[Collected data]

▼▼▼

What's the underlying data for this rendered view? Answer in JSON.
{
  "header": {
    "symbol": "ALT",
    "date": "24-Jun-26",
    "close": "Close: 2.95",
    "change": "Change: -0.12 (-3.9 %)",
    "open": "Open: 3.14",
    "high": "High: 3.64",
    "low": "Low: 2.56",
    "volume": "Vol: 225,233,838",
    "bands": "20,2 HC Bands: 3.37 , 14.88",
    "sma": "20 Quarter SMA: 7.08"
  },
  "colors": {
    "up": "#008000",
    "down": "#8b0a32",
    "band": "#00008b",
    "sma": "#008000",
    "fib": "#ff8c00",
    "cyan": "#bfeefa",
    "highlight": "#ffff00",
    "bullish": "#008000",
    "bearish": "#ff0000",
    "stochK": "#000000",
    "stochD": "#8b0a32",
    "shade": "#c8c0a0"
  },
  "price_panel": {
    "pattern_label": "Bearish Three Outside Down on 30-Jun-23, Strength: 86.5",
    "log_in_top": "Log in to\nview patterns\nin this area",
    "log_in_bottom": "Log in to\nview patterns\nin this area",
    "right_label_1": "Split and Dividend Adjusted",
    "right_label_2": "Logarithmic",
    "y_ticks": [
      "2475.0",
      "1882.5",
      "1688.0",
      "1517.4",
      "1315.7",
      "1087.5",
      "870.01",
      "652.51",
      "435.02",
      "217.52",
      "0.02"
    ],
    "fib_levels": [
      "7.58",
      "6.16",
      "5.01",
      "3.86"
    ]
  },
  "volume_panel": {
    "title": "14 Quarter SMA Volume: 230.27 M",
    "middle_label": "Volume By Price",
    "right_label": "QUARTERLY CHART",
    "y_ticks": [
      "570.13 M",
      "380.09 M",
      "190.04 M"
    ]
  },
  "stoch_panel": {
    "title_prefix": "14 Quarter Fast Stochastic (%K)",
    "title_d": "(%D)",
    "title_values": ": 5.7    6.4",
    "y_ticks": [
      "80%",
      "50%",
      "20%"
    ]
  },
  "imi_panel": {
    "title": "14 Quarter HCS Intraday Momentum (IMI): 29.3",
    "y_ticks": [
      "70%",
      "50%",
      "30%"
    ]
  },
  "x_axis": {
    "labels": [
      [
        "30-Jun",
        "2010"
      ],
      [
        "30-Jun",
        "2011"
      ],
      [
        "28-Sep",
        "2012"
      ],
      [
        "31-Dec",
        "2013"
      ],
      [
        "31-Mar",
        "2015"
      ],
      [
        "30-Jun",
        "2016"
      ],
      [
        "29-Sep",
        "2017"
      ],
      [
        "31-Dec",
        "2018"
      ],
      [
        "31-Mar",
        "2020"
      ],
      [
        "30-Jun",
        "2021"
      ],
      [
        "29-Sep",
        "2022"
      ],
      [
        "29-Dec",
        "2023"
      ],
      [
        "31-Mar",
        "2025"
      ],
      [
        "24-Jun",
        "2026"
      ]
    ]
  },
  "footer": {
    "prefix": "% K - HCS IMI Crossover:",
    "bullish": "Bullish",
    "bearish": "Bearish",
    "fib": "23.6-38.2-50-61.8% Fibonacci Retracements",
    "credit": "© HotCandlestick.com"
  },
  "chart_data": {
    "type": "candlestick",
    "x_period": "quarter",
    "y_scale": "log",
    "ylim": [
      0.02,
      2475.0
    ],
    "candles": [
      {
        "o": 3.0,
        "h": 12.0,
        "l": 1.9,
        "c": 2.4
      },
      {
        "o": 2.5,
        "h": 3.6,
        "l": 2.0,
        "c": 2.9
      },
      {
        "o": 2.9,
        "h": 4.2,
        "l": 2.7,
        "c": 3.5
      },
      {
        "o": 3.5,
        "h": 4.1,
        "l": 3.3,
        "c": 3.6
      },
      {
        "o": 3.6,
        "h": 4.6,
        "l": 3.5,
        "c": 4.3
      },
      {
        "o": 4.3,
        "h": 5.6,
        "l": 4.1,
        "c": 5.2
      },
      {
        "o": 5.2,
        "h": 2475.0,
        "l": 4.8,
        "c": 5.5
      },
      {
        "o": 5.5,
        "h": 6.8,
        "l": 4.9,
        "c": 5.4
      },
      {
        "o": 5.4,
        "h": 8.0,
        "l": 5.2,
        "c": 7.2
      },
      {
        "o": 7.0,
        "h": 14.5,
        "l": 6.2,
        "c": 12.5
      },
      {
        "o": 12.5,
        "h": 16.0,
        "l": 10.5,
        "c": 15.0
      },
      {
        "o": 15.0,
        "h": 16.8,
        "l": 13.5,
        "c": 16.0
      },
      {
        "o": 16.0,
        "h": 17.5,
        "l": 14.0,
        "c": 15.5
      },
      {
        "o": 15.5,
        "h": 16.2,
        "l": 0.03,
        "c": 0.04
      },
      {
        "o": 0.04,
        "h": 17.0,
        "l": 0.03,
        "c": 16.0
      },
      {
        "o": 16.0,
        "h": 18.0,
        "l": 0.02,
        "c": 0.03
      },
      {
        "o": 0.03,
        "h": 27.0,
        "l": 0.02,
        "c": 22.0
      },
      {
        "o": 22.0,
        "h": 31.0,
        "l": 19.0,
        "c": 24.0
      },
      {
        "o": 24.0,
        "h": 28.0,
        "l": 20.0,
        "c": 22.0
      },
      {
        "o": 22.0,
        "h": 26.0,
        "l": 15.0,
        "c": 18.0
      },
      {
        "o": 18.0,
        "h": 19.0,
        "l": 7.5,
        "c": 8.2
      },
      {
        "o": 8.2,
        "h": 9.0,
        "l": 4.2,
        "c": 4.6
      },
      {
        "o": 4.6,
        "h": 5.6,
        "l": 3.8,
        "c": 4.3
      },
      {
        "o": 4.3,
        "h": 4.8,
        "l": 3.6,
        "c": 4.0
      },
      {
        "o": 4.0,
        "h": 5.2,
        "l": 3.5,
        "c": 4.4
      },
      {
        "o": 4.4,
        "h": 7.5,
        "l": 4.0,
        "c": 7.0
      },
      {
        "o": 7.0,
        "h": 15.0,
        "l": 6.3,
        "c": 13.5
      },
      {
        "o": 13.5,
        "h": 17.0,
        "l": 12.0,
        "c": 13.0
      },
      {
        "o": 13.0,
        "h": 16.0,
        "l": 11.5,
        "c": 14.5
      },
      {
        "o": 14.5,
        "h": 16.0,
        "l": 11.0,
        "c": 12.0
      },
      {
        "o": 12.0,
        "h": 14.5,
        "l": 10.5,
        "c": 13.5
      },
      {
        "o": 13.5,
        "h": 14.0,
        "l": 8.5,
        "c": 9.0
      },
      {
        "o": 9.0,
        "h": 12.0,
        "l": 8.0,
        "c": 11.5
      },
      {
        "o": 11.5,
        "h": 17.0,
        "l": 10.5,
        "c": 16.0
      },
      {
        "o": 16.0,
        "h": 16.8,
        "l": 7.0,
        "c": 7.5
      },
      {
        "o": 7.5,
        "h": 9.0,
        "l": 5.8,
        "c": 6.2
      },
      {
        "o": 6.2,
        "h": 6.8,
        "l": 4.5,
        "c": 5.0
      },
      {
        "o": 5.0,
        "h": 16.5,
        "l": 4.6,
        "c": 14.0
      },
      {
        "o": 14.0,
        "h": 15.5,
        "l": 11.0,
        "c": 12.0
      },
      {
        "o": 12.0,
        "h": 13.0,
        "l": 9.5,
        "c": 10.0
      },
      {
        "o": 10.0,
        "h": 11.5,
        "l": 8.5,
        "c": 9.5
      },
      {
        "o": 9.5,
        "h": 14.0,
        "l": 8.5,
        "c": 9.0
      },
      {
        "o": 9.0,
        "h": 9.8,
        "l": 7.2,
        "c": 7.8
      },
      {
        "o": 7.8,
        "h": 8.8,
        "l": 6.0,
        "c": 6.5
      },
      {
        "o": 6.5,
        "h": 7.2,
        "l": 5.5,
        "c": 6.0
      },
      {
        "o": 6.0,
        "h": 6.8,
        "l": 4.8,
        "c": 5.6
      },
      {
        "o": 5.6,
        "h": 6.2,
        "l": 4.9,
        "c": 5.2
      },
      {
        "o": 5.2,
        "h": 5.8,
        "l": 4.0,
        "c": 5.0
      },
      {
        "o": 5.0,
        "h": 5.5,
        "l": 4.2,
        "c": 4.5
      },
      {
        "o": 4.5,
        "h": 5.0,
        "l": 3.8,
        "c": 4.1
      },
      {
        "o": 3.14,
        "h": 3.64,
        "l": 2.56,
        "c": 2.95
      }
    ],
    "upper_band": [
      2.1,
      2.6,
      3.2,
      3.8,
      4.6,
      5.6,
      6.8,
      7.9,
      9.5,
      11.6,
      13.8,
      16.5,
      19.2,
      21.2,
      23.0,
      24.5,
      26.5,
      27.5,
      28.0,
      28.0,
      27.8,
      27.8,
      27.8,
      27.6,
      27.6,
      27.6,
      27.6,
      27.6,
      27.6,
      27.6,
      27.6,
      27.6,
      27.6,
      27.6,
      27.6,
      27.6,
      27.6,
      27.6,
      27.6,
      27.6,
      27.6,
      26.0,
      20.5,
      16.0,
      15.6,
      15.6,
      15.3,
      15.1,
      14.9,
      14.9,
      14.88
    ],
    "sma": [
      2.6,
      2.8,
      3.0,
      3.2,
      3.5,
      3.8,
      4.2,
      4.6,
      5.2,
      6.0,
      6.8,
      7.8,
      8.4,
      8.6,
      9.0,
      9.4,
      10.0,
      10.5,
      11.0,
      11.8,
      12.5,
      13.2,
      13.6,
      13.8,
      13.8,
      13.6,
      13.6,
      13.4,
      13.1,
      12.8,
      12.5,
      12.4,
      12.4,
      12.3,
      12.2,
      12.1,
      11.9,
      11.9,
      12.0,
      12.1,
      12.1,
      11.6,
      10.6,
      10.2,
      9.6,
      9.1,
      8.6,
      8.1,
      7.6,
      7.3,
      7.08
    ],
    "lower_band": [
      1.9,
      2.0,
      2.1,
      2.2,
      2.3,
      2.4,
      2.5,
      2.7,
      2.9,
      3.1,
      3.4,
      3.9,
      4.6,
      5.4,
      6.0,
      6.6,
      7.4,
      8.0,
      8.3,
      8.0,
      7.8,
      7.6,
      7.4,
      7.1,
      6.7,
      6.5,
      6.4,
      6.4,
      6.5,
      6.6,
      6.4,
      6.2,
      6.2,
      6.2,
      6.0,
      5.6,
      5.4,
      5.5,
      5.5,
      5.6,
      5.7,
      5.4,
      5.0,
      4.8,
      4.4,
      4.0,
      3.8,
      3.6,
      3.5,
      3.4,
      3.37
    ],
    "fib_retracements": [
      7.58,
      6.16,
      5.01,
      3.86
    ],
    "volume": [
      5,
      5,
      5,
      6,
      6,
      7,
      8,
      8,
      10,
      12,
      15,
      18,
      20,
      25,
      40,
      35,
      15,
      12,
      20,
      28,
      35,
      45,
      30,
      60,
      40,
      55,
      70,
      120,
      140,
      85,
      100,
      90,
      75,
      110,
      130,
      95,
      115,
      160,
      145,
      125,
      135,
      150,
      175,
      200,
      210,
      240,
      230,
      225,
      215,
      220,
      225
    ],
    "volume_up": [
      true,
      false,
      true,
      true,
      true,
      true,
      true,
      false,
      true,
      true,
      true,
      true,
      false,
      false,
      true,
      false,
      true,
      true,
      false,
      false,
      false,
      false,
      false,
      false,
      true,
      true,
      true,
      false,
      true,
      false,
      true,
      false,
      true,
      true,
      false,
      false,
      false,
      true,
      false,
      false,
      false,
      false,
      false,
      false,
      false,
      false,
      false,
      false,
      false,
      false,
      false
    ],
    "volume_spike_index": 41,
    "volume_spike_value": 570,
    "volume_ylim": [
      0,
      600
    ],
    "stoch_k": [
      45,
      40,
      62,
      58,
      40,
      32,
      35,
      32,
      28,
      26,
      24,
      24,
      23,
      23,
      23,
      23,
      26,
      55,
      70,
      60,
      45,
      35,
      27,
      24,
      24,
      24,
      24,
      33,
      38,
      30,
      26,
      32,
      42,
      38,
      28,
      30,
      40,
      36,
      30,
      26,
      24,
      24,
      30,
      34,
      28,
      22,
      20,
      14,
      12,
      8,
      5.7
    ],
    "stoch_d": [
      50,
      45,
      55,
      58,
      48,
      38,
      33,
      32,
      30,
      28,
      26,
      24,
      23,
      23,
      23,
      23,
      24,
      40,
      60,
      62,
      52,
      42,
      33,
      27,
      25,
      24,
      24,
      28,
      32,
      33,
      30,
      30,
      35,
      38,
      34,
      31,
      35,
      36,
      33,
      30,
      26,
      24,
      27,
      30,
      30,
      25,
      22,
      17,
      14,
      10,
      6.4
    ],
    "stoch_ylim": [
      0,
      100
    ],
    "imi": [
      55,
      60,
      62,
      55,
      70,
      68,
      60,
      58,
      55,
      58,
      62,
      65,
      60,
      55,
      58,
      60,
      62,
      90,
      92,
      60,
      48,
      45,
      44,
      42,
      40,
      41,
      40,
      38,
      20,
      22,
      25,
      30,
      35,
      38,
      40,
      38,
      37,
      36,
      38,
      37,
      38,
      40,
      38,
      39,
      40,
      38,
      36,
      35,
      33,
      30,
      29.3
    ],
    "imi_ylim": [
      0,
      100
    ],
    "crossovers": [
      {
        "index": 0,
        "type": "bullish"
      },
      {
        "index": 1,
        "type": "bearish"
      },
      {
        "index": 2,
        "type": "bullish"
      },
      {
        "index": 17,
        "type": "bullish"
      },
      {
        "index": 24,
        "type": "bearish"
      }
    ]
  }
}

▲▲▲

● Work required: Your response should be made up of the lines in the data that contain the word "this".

● Result:
What's the underlying data for this rendered view? Answer in JSON.
    "log_in_top": "Log in to\nview patterns\nin this area",
    "log_in_bottom": "Log in to\nview patterns\nin this area",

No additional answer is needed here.